▶ **What you should do**
Check every line below for the string "false", and copy the lines that contain it.

(Records from a data source)

= = = = = = =

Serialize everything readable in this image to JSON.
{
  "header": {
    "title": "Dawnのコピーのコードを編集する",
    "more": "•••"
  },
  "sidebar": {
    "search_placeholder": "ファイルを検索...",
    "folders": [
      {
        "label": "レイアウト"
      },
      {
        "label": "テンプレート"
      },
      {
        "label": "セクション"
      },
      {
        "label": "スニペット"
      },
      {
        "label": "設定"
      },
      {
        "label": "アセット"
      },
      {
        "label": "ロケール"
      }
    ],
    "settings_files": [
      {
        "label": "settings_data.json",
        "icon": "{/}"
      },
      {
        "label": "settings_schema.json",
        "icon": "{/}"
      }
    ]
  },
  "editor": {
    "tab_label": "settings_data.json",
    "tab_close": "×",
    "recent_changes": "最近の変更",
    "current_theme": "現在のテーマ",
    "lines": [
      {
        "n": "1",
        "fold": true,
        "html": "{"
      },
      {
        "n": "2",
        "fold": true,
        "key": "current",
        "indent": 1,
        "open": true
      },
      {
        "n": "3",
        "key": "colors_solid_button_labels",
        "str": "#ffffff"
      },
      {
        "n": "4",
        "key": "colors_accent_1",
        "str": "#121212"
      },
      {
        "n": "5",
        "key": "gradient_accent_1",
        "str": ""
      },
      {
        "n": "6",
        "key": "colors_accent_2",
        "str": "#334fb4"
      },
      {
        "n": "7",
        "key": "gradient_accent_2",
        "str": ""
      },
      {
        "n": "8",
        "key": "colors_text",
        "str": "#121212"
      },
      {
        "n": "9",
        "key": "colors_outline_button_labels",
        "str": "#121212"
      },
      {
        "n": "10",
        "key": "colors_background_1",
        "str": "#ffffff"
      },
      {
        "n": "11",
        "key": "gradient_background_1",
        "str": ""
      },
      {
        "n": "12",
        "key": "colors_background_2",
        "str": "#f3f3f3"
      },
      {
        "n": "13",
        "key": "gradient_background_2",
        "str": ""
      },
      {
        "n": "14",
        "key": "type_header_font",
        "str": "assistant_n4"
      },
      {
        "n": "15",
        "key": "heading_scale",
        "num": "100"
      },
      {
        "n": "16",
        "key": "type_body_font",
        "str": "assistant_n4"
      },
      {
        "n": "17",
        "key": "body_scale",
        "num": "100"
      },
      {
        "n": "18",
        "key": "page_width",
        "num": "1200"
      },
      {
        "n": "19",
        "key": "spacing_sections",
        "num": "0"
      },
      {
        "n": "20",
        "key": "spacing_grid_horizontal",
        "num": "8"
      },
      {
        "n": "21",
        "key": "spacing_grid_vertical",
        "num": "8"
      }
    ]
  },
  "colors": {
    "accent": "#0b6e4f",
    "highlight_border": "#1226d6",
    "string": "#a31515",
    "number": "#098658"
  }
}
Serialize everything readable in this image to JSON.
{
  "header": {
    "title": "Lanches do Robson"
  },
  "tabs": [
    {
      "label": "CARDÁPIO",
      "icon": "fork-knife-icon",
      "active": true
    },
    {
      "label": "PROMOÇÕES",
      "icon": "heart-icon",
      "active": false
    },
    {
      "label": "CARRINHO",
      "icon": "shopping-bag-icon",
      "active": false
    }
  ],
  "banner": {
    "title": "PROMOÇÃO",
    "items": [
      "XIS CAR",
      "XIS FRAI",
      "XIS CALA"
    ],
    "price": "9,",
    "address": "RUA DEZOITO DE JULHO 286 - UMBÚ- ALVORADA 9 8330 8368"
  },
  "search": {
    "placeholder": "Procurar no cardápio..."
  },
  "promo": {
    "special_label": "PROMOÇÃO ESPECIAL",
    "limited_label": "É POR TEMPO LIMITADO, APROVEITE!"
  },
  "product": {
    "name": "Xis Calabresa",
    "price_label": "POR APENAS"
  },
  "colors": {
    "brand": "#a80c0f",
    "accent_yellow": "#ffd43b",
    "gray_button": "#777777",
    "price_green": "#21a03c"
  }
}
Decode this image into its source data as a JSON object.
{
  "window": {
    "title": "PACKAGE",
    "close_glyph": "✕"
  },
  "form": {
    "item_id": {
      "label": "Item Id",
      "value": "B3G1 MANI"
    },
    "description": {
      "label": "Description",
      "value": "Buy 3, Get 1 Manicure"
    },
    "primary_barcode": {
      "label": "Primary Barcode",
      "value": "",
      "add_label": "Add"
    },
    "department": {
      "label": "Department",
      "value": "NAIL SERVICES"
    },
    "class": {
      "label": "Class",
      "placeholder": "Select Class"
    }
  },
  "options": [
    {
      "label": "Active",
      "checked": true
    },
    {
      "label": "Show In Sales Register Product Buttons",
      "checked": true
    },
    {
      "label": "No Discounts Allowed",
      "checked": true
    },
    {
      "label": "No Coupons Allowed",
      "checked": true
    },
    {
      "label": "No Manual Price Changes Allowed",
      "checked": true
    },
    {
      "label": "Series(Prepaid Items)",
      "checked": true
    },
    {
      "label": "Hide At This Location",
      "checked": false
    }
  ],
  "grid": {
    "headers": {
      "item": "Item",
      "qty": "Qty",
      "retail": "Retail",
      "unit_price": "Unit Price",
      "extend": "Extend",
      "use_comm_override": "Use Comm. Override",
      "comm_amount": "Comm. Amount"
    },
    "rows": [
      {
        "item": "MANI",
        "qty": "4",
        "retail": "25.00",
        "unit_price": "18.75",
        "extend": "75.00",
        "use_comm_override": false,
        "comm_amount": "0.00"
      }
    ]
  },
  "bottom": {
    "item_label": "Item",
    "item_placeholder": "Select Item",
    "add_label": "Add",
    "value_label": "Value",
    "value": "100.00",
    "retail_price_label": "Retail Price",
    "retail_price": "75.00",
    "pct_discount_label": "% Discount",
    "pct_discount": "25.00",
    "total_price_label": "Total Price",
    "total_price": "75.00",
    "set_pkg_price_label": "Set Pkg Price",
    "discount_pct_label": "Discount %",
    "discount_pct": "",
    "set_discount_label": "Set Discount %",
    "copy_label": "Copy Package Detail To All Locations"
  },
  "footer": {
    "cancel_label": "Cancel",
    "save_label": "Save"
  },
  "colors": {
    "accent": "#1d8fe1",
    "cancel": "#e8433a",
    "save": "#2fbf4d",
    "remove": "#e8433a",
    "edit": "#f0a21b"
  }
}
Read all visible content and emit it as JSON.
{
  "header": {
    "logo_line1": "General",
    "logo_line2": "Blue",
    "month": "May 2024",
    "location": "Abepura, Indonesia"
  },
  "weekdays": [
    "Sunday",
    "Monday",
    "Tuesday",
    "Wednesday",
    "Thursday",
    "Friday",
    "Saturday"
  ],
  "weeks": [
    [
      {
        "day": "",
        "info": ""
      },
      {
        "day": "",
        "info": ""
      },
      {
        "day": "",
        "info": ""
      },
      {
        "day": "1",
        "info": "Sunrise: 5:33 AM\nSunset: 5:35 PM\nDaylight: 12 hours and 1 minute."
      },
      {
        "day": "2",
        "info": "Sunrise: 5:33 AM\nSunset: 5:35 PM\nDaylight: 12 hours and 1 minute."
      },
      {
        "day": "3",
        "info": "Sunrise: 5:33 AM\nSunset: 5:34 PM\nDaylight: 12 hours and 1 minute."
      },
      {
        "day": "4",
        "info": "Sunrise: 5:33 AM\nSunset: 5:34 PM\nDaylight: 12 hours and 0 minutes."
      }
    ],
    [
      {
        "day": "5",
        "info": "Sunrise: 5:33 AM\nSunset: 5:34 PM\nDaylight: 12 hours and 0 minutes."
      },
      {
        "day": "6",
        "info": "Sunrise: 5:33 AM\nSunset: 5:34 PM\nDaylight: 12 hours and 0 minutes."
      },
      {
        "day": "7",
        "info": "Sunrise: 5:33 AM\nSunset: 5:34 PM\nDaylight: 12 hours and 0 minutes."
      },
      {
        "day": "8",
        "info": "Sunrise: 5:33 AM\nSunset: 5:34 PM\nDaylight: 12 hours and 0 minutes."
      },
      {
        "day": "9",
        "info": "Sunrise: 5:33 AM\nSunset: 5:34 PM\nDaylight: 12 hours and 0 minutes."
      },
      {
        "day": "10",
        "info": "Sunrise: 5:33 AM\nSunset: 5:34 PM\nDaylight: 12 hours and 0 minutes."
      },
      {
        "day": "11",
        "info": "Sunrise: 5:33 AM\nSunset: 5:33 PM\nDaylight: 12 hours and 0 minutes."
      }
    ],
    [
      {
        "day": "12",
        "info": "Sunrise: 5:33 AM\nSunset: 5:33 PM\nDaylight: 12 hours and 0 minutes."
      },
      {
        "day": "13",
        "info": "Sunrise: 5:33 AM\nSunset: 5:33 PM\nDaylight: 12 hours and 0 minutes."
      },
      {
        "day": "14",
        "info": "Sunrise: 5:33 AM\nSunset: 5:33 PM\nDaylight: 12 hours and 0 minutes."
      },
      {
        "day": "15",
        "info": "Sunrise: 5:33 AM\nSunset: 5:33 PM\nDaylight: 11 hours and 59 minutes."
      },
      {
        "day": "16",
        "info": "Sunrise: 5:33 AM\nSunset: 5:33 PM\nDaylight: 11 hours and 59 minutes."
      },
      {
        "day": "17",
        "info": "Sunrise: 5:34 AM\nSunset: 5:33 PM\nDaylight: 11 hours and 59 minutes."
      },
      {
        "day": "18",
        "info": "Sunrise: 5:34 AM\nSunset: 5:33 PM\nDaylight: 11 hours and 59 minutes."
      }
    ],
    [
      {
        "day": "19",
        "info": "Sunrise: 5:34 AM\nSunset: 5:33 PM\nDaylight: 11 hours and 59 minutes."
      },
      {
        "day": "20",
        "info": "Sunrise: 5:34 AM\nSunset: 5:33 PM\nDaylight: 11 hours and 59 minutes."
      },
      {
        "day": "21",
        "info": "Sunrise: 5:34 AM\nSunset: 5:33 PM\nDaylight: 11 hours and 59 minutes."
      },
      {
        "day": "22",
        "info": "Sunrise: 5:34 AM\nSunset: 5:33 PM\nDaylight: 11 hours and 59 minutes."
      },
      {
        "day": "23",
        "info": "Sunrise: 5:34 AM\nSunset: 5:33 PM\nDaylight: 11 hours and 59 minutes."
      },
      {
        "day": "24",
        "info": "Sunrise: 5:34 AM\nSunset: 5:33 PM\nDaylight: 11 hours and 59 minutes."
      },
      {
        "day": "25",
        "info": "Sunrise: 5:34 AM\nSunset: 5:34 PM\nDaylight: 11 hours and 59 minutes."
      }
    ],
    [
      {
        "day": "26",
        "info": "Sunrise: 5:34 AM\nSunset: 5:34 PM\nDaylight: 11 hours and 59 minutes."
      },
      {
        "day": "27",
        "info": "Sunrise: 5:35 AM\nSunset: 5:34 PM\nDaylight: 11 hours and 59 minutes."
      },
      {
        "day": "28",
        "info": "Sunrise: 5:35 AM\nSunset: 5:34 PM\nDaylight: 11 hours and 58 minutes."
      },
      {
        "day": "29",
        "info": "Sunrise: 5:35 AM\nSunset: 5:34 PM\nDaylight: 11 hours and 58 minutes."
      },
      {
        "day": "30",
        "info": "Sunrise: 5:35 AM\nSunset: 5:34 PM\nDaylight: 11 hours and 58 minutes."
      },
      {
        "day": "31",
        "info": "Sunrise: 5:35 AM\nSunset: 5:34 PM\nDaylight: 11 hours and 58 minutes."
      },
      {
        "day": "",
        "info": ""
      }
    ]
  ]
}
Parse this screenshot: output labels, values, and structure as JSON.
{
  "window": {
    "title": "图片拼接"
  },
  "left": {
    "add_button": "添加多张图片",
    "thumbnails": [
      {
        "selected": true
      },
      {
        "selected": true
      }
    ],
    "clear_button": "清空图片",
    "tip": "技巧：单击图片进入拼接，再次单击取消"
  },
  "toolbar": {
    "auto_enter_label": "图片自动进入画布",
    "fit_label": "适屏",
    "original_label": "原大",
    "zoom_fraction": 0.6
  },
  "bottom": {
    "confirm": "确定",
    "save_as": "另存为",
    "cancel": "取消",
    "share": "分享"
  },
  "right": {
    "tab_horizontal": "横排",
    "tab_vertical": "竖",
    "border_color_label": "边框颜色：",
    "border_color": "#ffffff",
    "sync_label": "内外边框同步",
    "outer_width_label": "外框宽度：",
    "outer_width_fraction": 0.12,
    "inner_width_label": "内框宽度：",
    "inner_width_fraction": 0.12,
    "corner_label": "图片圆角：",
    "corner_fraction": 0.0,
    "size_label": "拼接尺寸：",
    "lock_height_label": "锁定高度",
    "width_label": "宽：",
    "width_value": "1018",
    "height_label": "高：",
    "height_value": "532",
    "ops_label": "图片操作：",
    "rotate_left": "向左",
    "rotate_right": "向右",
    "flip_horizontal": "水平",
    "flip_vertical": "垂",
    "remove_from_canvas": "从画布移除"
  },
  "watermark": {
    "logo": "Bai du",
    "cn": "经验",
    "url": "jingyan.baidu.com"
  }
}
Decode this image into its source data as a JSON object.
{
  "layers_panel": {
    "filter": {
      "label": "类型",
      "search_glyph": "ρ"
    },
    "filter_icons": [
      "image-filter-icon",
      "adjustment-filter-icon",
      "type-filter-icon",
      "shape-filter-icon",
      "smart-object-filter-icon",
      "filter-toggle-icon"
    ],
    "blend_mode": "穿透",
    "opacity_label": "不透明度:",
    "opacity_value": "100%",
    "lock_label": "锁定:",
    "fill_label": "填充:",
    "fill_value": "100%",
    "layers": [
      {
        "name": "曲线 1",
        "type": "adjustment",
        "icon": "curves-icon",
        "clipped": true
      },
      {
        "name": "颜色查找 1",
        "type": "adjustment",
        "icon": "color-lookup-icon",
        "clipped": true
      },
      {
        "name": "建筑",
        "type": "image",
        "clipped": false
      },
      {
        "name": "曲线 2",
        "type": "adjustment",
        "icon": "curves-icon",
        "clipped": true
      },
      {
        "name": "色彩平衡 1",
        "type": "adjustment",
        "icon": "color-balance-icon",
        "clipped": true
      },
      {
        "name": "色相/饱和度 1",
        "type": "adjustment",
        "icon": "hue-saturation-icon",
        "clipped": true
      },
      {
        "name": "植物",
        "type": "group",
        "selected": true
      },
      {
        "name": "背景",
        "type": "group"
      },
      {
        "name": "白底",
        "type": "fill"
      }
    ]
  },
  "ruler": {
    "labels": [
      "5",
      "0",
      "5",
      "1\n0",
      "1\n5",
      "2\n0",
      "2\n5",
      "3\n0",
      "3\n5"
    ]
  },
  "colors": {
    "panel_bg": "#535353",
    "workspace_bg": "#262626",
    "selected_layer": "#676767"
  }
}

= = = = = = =

▶ **Exercise response**
      "active": false
      "active": false
      "checked": false
        "use_comm_override": false,
        "clipped": false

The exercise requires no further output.